• North HillSide Photomerge

    Andersonville

    National Historic Site Georgia

Myth: Prisoners at Andersonville called their shelters ‘Shebangs.’

Reconstructed prison corner with replica shelters and wayside exhibit panel

Reconstructed prison corner with replica shelters and wayside exhibit panel. Please note the title used in the 1990s exhibit panel.

NPS/H. Clancy

Myth: Prisoners at Andersonville called their shelters ‘Shebangs.’

Fact: While shebang was a term sometimes used to describe prisoner shelters at Andersonville, its usage was probably quite limited. In some 1,200 pages of postwar testimony by prisoners held at Andersonville, the word appears four times, and is virtually absent from most prisoner diaries and contemporary memoirs. Far more common terms include tent, hut, dugout, burrow, lean-to, shanty, and shelter.

As you can see from the photo, the term shebang is almost synonymous with Andersonville, even to the point where many park publications and signs used the term exclusively. But how did this term become so widespread if so few prisoners actually used it? The likely culprit is MacKinlay Kantor, whose 1955 Pulitzer Prize winning novel Andersonville features ‘shebang’ as a universal term for shelters in Andersonville. Kantor’s bibliography cites Thomas O’Dea, whose famous lithograph and accompanying pamphlet use ‘shebang’ as a term to describe the huts. Kantor, an astute writer, recognized the literary potential of the term and decided to incorporate it into his story. Because of the popularity of his novel right before the Civil War centennial, a whole generation of Civil War enthusiasts began to use 'shebang' as a term specific to Andersonville.
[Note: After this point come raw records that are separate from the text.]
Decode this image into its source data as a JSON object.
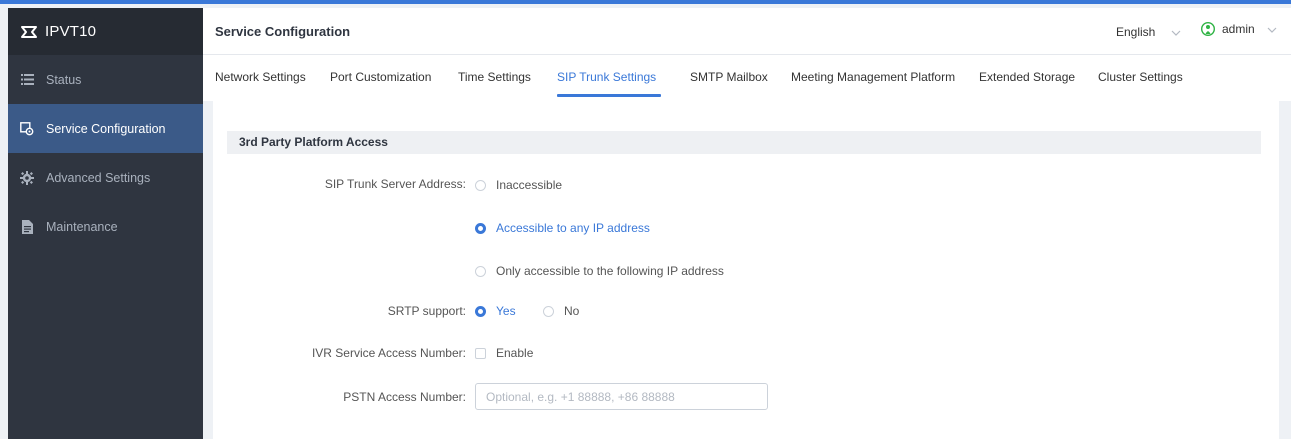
{
  "app": {
    "name": "IPVT10"
  },
  "sidebar": {
    "items": [
      {
        "label": "Status",
        "icon": "list-icon"
      },
      {
        "label": "Service Configuration",
        "icon": "service-config-icon",
        "active": true
      },
      {
        "label": "Advanced Settings",
        "icon": "gear-icon"
      },
      {
        "label": "Maintenance",
        "icon": "document-icon"
      }
    ]
  },
  "header": {
    "title": "Service Configuration",
    "language": "English",
    "user": "admin"
  },
  "tabs": [
    {
      "label": "Network Settings"
    },
    {
      "label": "Port Customization"
    },
    {
      "label": "Time Settings"
    },
    {
      "label": "SIP Trunk Settings",
      "active": true
    },
    {
      "label": "SMTP Mailbox"
    },
    {
      "label": "Meeting Management Platform"
    },
    {
      "label": "Extended Storage"
    },
    {
      "label": "Cluster Settings"
    }
  ],
  "section": {
    "title": "3rd Party Platform Access",
    "sip_trunk_server_address": {
      "label": "SIP Trunk Server Address:",
      "options": [
        "Inaccessible",
        "Accessible to any IP address",
        "Only accessible to the following IP address"
      ],
      "selected": "Accessible to any IP address"
    },
    "srtp_support": {
      "label": "SRTP support:",
      "options": [
        "Yes",
        "No"
      ],
      "selected": "Yes"
    },
    "ivr_service_access_number": {
      "label": "IVR Service Access Number:",
      "checkbox_label": "Enable",
      "checked": false
    },
    "pstn_access_number": {
      "label": "PSTN Access Number:",
      "value": "",
      "placeholder": "Optional, e.g. +1 88888, +86 88888"
    }
  },
  "colors": {
    "accent": "#3a78d8",
    "sidebar_bg": "#2f3540",
    "sidebar_active": "#3b5a88",
    "user_icon": "#2fb344"
  }
}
Following Kantor and popular culture after the centennial, the National Park Service then incorporated the term shebang into many of its programs, publications, and signs when Andersonville became a national historic site in the early 1970s. Since then, many writers and researchers then followed the lead of the park, which only increased the popularity of 'shebang' as an Andersonville specific term. Even today many websites and historians point to Andersonville as the source of the term 'shebang,' or the phrase "the whole shebang," or speculate that it was a Celtic word introduced by prisoners held at Andersonville.

Some prisoners did use the term 'shebang' – most notably Thomas O'Dea and Warren Lee Goss. However, the hundreds of other prisoners who testified before Congress and published memoirs and diaries used other terms to describe their shelters. So while 'shebang' might be A term for shelter, it's not THE only term.

Did You Know?

American flags in front of white headstones

The earliest commemorative service in the National Cemetery was held on Emancipation Day, January 1, 1869. Teachers and students of the Freedman's school, along with the Rev. Dr. Hamilton Pierson held memorial services and superintended the decoration of the the National Cemetery.